Dataset records.
============
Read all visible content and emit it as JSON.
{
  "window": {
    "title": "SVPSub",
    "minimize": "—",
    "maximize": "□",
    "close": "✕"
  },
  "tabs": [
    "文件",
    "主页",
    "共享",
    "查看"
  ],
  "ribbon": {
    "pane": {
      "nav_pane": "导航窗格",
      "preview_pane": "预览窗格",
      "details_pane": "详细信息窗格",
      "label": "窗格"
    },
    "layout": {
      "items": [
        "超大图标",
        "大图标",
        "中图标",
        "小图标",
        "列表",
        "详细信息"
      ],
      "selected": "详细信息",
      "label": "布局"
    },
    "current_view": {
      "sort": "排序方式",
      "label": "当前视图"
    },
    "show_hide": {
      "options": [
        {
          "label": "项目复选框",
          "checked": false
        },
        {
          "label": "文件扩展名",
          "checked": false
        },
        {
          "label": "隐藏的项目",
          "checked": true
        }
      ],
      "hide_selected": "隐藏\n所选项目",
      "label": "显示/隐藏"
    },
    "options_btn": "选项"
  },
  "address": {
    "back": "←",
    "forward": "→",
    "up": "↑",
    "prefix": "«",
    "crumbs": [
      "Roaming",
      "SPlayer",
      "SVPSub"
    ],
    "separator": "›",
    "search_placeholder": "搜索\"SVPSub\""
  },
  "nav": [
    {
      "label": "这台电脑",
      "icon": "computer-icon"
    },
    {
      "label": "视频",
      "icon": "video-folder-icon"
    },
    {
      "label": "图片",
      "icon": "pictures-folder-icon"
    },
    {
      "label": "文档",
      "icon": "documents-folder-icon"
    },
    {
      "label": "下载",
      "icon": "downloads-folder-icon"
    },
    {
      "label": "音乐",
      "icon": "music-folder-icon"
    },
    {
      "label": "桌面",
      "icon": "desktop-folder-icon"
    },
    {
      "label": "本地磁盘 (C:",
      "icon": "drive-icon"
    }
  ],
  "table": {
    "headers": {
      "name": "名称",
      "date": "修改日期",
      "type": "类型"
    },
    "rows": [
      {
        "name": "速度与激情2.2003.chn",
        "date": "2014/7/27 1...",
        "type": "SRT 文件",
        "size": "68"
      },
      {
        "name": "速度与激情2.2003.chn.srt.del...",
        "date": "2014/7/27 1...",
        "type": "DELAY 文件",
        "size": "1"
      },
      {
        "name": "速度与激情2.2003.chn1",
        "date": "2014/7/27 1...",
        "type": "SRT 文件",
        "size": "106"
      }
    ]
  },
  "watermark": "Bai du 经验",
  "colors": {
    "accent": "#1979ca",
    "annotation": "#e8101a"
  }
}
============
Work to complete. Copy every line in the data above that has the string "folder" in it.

Response to the task.
      "icon": "video-folder-icon"
      "icon": "pictures-folder-icon"
      "icon": "documents-folder-icon"
      "icon": "downloads-folder-icon"
      "icon": "music-folder-icon"
      "icon": "desktop-folder-icon"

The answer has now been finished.